John Chubb is a political scientist, not a politician. His name is not a household word, he has no constituency, and he is not accustomed to being in the public eye. But even as he sits here in his quiet Washington, D.C., office on this warm, spring afternoon, that is rapidly changing. In a few days his controversial new book will be released at a press conference, where he and a panel of educators and policymakers will debate the issues it raises. Several days later he will appear on CBS's Face the Nation, followed by an appearance the next morning on NBC's The Today Show. Within the week he expects to be on the MacNeil-Lehrer NewsHour. And by the end of the summer he will have met with federal and state legislators, corporate leaders, and newspaper editorial boards from coast to coast, and schmoozed with fellow citizens on a number of radio talk shows.
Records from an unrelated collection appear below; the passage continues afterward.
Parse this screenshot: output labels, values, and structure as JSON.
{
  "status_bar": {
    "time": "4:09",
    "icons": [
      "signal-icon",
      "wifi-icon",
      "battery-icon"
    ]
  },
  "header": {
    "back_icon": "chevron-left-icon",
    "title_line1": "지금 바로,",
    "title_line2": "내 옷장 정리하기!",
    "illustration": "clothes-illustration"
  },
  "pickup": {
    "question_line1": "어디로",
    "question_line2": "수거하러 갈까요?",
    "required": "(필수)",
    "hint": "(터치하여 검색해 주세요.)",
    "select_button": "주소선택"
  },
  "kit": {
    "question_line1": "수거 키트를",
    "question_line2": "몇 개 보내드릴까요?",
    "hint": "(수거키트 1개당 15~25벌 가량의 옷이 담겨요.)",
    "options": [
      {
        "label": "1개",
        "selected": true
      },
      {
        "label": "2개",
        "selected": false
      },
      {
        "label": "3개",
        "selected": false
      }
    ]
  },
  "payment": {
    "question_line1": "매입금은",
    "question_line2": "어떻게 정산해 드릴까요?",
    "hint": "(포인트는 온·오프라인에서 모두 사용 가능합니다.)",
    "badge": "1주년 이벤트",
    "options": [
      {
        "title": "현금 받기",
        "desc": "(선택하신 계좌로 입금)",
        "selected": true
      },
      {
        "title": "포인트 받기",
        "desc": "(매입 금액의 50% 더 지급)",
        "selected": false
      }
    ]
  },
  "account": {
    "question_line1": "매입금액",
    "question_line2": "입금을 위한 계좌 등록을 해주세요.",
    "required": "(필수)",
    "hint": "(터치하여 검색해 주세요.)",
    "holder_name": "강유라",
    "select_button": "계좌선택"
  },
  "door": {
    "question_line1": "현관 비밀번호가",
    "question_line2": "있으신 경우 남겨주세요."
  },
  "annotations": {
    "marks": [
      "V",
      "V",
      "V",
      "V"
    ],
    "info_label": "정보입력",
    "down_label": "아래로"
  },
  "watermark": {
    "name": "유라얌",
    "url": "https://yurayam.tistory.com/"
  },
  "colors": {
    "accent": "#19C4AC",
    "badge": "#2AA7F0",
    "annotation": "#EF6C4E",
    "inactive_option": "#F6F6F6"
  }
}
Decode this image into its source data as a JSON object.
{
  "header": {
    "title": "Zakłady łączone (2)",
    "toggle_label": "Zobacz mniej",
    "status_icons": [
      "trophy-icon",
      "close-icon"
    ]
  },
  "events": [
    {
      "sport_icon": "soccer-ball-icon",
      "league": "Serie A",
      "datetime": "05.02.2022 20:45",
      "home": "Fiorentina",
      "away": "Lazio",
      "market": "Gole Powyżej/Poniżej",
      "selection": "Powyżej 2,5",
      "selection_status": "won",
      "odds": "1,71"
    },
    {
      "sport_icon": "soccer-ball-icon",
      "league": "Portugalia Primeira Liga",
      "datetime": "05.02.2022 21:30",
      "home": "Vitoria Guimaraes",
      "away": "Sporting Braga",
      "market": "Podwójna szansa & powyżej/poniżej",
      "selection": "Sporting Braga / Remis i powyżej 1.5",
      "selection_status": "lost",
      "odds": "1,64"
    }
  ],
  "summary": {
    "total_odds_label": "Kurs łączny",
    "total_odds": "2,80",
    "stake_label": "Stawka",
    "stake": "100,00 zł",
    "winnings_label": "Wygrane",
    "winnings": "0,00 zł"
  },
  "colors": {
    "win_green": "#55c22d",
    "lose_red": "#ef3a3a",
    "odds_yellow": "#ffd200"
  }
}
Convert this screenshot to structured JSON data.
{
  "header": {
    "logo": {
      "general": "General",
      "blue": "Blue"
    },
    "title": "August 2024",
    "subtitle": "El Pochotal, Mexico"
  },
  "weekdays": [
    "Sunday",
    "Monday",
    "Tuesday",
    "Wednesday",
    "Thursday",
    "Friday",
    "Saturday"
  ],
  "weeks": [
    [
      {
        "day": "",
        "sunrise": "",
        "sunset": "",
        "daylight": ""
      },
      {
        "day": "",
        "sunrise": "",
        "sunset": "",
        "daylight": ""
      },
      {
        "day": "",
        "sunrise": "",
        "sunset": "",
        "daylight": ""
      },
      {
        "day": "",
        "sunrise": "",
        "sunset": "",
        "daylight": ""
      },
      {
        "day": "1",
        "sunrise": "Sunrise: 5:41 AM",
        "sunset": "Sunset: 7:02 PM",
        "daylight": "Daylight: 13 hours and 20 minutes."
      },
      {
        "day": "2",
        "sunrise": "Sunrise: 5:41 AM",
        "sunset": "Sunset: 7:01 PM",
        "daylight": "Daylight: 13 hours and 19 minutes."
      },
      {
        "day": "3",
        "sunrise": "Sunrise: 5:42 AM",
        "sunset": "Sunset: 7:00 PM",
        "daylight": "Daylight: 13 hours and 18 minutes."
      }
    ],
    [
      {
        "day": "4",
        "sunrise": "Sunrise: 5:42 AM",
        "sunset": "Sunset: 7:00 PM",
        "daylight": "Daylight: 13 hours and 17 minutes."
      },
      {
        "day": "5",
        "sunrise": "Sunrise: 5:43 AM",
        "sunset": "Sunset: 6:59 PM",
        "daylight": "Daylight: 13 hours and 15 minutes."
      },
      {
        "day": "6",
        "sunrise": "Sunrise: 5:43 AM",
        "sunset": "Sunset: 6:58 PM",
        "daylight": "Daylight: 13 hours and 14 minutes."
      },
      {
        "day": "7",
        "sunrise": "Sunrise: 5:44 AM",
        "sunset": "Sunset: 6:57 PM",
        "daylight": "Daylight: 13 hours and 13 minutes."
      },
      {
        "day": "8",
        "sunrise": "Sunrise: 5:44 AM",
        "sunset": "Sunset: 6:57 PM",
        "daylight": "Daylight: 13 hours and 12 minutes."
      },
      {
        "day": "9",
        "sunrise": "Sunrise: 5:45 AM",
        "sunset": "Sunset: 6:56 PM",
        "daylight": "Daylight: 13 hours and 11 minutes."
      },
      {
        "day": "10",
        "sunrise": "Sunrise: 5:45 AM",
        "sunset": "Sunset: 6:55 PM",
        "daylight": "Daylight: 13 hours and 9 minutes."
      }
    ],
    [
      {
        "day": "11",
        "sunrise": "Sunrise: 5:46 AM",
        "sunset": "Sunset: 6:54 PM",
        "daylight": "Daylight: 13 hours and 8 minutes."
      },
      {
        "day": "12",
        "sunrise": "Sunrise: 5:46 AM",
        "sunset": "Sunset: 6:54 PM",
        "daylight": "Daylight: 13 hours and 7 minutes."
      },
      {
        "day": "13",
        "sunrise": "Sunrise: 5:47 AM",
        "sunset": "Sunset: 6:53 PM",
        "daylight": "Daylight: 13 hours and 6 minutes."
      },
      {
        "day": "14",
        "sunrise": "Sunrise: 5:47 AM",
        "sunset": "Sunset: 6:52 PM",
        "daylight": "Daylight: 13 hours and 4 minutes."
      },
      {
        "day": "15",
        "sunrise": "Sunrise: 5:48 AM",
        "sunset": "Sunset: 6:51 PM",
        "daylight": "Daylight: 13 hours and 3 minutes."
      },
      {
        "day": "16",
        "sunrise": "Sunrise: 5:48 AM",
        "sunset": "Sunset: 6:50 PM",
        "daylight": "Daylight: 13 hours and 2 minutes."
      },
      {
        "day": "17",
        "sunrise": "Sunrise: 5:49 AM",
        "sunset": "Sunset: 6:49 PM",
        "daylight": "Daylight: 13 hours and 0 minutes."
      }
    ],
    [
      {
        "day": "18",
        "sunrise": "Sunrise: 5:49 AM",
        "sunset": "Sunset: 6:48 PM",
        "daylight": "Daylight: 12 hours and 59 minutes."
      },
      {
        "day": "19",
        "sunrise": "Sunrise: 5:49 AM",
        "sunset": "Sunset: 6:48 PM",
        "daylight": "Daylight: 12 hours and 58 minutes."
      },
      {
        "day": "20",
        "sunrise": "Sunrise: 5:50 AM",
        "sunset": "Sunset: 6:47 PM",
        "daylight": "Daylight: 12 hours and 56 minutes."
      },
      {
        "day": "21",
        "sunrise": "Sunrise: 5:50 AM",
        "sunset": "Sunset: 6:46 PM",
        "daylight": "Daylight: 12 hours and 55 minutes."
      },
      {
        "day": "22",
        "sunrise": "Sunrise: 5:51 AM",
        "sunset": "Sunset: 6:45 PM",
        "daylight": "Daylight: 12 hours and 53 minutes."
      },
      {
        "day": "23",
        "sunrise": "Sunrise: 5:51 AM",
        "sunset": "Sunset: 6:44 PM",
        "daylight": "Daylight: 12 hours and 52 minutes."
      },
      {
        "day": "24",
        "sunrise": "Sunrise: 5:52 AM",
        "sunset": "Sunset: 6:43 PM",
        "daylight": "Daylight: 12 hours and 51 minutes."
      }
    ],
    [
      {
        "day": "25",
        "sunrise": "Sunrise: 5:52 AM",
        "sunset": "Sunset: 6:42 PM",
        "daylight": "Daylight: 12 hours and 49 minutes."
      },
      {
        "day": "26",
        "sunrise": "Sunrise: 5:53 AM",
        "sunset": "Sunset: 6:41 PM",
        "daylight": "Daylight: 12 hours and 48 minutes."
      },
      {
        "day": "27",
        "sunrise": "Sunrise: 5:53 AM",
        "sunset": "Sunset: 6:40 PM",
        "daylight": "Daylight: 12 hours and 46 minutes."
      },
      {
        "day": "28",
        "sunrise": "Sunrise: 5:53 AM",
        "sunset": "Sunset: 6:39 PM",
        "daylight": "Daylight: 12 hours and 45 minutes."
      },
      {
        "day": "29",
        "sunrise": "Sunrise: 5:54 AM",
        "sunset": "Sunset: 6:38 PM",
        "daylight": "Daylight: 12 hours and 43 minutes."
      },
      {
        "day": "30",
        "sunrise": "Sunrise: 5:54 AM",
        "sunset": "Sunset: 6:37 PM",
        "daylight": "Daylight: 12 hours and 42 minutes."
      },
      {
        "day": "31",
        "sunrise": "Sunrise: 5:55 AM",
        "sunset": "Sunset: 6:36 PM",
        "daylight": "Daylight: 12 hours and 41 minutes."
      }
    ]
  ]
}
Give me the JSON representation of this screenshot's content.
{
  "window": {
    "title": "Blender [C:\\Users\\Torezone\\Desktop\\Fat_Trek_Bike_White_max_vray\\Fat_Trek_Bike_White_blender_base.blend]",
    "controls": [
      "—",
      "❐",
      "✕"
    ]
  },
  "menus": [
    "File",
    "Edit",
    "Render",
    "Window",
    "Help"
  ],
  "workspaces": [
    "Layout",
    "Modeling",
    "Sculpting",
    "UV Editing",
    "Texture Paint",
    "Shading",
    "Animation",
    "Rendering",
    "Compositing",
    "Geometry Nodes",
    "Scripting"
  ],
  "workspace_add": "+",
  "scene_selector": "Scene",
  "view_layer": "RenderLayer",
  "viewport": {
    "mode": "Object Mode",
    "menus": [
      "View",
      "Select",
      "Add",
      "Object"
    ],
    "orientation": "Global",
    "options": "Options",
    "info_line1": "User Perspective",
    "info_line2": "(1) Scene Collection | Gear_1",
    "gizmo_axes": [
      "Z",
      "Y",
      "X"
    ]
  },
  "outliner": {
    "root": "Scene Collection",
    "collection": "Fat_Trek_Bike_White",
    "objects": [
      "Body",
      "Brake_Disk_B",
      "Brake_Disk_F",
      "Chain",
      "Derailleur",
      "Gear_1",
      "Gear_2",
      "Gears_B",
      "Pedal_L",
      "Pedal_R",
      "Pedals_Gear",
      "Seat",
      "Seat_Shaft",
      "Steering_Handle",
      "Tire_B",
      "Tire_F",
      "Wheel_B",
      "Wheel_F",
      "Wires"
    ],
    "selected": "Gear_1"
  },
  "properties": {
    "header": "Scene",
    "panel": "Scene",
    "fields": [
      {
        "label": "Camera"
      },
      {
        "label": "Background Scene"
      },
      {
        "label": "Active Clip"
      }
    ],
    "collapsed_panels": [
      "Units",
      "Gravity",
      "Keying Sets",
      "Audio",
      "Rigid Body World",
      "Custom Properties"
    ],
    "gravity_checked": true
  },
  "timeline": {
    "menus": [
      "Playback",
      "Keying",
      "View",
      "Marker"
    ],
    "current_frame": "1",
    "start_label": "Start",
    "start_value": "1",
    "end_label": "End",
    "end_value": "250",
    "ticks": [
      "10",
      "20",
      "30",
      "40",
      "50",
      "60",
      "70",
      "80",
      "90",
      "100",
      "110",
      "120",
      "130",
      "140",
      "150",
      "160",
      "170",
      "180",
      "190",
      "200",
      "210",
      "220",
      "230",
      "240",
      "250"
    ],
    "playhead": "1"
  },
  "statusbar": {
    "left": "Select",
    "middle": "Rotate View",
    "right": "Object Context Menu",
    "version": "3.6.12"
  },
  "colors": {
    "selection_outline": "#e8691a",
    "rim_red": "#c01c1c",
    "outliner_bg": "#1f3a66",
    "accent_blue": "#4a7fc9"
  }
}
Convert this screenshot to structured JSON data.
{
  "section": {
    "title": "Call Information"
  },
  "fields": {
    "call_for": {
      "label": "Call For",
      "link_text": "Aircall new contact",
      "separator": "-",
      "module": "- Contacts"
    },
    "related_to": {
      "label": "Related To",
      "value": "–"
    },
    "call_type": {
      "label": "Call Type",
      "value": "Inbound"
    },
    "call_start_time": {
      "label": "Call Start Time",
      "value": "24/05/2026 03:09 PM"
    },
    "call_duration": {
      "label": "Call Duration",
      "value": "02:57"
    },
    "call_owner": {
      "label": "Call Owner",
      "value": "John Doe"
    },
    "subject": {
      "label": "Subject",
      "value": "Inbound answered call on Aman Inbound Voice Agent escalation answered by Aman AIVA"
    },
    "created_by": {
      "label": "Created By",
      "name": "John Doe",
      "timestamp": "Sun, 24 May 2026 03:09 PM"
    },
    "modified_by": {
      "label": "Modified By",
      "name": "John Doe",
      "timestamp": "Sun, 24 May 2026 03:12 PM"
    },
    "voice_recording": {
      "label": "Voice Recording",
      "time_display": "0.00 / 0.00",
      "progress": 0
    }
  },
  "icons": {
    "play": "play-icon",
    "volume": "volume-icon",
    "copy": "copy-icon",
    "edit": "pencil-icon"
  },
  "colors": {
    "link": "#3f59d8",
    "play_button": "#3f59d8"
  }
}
One morning as Sharon Miller rushed into her homeroom at Cleveland's all-girls Laurel School, she noticed a group of 7th graders scowling and huddling conspiratorially. She soon learned what was behind all the unhappy faces. The male teacher with whom she shared the homeroom had just announced a new lunchroom policy he had formulated--without consulting her.